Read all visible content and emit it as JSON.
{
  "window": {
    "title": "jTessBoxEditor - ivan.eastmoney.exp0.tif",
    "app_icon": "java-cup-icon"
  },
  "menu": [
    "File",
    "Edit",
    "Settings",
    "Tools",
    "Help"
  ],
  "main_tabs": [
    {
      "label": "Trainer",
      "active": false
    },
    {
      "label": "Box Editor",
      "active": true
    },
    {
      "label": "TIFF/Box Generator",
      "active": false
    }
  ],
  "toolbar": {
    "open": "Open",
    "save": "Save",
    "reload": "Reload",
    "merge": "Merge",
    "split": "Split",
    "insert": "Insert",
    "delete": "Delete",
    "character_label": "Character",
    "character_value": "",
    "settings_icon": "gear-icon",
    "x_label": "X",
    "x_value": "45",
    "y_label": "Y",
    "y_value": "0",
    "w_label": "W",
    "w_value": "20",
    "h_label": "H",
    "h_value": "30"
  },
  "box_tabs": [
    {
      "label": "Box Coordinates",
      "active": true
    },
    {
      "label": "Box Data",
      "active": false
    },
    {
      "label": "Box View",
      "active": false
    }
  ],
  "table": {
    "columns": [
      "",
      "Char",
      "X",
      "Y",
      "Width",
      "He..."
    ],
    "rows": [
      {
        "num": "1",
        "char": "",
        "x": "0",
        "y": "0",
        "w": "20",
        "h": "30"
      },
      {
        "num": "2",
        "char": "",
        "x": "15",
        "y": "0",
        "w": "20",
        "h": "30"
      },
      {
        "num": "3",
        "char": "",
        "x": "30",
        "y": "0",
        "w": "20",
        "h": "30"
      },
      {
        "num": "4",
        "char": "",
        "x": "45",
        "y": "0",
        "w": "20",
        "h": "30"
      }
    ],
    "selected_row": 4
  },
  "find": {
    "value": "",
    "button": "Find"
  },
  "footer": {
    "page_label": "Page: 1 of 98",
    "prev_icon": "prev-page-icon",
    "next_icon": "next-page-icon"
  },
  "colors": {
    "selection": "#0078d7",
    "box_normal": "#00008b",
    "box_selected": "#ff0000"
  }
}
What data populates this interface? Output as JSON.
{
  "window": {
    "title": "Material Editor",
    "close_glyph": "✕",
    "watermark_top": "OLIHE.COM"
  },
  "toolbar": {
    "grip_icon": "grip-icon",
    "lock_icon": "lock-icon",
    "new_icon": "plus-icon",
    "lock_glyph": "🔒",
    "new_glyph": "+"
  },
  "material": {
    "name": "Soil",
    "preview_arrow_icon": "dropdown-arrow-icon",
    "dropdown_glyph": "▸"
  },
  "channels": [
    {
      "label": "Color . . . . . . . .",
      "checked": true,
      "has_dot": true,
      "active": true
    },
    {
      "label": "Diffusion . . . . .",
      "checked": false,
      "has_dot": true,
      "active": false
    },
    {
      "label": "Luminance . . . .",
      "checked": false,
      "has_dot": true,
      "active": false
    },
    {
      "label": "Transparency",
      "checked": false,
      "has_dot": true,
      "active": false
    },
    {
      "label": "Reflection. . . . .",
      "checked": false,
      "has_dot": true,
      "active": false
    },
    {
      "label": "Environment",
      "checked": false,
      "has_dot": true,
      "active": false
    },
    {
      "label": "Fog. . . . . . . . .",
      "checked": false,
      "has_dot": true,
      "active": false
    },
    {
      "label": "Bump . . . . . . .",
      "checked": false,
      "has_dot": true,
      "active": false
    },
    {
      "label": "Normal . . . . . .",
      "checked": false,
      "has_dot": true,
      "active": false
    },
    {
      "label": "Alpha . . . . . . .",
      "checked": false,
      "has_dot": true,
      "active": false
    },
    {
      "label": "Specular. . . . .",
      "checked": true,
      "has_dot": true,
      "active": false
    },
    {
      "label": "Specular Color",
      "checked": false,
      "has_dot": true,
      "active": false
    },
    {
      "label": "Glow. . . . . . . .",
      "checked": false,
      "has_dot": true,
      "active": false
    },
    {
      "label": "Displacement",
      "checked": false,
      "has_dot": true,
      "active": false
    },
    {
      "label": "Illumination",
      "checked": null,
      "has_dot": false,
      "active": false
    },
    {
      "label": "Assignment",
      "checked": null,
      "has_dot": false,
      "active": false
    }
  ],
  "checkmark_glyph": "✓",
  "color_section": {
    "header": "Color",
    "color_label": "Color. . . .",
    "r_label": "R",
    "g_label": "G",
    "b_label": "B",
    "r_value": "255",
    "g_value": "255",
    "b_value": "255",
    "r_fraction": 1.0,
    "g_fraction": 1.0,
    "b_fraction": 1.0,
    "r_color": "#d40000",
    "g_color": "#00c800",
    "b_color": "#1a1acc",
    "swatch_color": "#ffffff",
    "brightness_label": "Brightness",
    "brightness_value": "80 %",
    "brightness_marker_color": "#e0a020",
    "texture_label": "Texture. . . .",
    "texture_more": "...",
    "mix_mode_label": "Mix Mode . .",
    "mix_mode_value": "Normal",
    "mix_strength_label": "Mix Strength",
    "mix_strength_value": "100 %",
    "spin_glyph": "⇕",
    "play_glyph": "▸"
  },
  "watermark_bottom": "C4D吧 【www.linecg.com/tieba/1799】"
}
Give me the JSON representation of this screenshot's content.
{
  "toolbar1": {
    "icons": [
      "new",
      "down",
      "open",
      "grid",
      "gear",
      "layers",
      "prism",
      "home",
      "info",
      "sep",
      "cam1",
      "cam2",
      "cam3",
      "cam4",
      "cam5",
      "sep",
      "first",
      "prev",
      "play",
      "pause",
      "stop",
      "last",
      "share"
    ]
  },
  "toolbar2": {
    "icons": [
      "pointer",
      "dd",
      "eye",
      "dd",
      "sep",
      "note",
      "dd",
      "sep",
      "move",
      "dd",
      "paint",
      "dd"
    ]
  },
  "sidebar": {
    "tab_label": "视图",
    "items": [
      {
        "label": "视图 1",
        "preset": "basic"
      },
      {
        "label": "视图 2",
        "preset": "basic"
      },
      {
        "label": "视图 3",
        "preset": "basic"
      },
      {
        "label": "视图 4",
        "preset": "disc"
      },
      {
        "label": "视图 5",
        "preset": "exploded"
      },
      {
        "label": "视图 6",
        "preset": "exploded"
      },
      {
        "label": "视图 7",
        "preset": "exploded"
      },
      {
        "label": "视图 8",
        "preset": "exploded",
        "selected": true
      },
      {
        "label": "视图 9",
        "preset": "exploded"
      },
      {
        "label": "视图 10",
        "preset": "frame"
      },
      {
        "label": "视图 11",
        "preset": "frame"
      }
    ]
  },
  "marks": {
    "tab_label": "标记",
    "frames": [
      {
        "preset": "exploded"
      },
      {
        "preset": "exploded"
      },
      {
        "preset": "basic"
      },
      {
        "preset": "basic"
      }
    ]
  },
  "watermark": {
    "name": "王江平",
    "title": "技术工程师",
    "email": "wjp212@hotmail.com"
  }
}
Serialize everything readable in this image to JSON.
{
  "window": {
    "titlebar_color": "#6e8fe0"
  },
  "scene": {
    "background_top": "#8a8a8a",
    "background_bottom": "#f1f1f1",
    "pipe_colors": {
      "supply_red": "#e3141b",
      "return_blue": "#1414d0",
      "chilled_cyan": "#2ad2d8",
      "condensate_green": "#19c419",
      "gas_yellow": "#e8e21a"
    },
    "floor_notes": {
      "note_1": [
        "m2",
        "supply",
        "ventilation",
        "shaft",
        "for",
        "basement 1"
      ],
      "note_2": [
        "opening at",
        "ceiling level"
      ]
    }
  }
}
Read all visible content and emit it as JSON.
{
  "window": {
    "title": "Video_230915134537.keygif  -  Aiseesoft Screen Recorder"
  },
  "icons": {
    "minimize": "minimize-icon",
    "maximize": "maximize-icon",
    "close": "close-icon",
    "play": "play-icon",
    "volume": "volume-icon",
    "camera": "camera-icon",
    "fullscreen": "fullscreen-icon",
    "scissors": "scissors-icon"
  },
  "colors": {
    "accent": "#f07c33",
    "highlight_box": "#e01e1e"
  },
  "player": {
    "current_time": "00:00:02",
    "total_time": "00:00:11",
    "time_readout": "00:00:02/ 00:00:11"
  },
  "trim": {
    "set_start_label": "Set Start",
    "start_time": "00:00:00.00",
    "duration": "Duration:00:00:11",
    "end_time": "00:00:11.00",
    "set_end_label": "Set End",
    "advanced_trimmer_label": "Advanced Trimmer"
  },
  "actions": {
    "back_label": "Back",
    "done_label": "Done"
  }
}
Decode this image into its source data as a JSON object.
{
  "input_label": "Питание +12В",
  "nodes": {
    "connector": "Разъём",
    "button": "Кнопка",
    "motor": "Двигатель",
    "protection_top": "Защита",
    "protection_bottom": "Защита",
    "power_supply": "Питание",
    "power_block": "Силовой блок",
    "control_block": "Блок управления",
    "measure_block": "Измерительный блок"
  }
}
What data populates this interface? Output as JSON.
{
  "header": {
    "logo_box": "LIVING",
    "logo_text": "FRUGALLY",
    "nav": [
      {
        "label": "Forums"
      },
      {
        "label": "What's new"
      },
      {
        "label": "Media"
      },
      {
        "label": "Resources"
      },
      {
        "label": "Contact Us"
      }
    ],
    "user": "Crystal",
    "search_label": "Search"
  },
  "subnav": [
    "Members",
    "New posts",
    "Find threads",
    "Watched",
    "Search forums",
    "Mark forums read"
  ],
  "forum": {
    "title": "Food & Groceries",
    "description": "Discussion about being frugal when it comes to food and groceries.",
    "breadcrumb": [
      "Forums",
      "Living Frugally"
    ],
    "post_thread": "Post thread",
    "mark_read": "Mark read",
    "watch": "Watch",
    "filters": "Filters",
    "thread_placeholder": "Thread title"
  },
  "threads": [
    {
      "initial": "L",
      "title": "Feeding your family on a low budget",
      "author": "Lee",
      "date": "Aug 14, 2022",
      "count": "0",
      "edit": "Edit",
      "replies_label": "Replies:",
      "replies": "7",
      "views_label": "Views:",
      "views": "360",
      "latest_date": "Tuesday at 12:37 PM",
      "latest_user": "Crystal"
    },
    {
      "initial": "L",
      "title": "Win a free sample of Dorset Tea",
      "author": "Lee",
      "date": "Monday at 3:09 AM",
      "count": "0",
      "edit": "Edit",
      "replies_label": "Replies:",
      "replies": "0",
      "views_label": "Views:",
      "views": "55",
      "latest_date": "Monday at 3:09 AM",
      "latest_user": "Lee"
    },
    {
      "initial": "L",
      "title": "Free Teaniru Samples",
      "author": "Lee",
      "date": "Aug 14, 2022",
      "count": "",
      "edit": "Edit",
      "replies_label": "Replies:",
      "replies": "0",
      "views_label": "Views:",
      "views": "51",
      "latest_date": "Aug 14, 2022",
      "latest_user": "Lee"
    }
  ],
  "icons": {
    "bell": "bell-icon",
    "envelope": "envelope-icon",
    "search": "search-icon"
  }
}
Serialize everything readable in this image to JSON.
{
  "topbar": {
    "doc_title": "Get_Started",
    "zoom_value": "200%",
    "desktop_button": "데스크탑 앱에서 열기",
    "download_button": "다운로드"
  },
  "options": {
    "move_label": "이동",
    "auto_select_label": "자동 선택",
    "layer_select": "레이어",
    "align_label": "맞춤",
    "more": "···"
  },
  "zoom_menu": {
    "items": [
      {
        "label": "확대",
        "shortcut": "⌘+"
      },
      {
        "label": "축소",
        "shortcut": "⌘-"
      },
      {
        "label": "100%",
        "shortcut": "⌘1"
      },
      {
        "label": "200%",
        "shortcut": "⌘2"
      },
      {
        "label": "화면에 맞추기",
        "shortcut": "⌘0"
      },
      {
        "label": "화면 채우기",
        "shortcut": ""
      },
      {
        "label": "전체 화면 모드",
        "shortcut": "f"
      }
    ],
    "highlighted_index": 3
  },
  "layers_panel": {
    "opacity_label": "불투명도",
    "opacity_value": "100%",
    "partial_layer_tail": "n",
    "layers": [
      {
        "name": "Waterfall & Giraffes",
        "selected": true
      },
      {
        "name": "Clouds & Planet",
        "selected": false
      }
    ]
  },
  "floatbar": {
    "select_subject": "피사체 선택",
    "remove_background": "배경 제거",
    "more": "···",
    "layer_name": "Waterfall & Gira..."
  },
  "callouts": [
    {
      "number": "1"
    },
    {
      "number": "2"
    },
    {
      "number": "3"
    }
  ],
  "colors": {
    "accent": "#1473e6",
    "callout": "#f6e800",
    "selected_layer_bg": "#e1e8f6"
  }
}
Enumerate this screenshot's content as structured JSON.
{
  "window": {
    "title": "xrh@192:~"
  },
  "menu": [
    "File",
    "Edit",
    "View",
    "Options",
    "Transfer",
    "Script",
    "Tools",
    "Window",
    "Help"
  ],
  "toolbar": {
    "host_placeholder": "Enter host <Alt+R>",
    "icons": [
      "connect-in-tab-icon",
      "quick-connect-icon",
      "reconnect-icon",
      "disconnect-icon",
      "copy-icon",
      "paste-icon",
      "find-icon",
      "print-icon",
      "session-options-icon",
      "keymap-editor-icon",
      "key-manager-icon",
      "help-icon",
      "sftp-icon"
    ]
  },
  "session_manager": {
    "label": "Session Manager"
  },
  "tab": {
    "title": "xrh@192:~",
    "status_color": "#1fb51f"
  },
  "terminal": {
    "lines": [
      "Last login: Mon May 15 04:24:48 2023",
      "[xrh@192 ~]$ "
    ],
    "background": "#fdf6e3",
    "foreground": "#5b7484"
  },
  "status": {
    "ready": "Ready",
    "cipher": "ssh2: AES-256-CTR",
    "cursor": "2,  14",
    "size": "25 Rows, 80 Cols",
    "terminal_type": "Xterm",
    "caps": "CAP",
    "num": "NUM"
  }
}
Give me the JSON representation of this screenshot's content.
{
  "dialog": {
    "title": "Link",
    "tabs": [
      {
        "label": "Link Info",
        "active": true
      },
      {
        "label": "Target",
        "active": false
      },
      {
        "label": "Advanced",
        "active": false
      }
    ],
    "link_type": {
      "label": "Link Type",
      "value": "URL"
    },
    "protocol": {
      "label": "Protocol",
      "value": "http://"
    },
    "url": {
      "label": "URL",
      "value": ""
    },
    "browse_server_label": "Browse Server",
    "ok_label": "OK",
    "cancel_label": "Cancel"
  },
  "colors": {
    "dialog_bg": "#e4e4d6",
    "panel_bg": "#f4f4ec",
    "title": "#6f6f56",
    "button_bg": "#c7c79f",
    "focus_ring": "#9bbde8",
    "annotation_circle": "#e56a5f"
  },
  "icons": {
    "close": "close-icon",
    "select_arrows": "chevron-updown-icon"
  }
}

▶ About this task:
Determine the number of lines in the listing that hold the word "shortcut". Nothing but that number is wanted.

▶ Response area:
7